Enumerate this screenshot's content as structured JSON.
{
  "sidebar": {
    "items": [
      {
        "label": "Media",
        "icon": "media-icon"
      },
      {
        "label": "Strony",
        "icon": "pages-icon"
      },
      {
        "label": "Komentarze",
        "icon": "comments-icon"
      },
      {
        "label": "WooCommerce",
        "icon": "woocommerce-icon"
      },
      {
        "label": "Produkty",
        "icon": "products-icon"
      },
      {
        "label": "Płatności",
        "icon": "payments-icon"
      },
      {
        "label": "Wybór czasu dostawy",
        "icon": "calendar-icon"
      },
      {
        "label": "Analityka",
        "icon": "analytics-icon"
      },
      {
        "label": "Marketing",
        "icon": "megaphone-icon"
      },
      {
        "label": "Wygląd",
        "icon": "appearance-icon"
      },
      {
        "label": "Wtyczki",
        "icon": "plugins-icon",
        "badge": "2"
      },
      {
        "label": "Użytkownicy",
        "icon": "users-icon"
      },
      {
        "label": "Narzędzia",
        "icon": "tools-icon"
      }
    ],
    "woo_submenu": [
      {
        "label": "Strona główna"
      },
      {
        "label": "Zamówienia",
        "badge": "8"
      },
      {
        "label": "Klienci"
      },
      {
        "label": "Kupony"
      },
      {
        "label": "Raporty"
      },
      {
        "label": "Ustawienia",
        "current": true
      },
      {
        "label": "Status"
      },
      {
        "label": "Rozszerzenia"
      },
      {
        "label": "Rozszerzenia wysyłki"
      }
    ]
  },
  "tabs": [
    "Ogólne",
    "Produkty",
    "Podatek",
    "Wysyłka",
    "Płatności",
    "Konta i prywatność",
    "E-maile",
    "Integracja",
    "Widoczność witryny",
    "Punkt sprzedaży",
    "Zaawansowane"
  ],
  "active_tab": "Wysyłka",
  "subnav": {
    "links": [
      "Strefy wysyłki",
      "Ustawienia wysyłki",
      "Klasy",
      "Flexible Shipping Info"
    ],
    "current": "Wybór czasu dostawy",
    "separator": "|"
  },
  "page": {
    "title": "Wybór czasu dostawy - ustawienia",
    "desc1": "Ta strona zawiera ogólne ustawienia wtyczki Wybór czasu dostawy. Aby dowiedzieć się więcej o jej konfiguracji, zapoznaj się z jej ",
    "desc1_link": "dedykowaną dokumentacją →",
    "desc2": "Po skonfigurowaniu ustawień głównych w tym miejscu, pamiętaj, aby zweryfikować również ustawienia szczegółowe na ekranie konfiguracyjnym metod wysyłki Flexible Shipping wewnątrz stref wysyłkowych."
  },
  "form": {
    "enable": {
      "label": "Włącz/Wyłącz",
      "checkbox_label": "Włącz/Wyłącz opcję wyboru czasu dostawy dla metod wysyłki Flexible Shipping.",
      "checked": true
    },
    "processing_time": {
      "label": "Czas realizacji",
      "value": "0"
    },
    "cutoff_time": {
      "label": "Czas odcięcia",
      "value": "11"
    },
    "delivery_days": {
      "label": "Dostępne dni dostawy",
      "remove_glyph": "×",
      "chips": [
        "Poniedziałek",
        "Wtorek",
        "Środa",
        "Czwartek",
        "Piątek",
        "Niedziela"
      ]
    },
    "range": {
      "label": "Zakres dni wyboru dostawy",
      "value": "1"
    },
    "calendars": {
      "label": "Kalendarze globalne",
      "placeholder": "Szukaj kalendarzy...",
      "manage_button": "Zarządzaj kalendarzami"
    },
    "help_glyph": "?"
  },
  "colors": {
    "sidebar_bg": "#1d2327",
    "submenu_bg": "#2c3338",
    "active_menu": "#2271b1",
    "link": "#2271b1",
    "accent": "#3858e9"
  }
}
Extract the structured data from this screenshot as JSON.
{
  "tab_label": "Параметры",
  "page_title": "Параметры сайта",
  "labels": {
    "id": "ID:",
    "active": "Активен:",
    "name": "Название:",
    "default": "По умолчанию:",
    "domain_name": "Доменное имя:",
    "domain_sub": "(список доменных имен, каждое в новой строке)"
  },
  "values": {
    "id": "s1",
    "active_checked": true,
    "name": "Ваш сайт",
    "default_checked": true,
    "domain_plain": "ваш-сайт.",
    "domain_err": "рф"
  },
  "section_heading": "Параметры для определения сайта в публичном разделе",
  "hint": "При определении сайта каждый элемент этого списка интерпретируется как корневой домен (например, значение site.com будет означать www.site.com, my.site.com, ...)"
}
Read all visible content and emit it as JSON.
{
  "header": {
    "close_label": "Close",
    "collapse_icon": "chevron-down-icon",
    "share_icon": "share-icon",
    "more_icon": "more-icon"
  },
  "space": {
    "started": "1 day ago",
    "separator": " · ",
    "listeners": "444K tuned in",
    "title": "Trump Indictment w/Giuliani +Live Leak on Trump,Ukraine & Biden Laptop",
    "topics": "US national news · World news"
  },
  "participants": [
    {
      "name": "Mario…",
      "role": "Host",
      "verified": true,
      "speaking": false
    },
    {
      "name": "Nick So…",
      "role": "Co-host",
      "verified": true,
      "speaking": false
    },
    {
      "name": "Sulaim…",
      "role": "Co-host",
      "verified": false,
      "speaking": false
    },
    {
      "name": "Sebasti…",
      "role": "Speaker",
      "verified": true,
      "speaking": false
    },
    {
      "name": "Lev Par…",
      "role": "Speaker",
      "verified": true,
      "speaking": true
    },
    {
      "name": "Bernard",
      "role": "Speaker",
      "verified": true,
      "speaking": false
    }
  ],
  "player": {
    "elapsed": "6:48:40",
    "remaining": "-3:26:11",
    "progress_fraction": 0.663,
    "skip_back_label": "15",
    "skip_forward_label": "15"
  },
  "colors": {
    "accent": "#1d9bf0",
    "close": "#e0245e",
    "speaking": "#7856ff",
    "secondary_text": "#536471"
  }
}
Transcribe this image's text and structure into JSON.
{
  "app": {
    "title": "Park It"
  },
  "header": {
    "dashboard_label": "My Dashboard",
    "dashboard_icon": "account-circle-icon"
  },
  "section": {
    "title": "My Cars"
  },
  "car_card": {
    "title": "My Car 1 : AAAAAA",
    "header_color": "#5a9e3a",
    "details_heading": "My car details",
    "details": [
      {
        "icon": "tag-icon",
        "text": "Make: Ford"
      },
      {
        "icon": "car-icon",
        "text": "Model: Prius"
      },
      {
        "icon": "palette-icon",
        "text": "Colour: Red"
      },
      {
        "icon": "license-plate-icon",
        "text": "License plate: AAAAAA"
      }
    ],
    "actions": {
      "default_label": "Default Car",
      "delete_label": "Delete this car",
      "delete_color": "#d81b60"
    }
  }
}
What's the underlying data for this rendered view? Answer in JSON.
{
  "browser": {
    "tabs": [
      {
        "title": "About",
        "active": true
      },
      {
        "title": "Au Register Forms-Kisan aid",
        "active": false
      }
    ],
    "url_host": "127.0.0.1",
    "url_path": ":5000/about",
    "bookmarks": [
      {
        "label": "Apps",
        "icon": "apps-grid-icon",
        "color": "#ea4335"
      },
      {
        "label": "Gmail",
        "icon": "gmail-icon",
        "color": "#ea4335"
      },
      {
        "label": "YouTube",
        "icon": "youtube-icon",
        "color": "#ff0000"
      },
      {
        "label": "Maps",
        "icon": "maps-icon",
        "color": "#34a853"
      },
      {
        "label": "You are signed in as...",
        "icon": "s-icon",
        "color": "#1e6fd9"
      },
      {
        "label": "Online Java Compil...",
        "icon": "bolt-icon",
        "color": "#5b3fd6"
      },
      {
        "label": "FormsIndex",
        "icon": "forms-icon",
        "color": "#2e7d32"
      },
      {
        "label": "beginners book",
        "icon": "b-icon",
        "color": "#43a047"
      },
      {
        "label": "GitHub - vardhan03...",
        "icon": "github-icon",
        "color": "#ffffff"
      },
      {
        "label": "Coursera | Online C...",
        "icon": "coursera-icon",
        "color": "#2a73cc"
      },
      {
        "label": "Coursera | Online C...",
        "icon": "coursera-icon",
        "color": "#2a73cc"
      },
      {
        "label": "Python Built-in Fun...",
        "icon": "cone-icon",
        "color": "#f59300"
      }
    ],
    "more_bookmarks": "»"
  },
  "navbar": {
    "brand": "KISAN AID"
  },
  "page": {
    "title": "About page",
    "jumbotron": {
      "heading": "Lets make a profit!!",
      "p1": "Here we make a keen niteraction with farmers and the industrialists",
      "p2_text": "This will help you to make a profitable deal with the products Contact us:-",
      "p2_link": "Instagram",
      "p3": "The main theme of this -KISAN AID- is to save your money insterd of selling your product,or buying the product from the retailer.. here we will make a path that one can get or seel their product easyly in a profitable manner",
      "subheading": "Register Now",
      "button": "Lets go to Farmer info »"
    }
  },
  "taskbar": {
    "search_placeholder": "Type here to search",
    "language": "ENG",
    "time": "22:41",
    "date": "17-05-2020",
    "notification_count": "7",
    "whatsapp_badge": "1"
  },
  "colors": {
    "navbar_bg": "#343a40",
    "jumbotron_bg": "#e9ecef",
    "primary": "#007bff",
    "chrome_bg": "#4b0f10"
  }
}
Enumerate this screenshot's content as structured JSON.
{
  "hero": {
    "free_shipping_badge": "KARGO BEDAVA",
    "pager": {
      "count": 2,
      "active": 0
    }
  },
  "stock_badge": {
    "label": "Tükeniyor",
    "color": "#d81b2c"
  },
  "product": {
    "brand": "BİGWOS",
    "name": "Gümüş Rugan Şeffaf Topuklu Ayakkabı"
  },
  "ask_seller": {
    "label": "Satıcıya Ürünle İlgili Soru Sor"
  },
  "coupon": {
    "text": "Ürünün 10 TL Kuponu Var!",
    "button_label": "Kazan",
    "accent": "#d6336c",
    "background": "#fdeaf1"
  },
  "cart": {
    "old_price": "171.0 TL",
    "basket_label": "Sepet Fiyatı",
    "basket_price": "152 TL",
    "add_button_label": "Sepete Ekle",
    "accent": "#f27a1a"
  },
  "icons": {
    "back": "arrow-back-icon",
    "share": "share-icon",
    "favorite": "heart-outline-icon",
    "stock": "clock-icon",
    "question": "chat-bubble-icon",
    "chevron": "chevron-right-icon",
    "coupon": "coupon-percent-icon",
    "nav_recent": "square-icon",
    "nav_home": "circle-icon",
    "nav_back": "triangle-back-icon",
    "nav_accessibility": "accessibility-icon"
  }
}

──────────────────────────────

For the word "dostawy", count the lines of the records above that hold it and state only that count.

7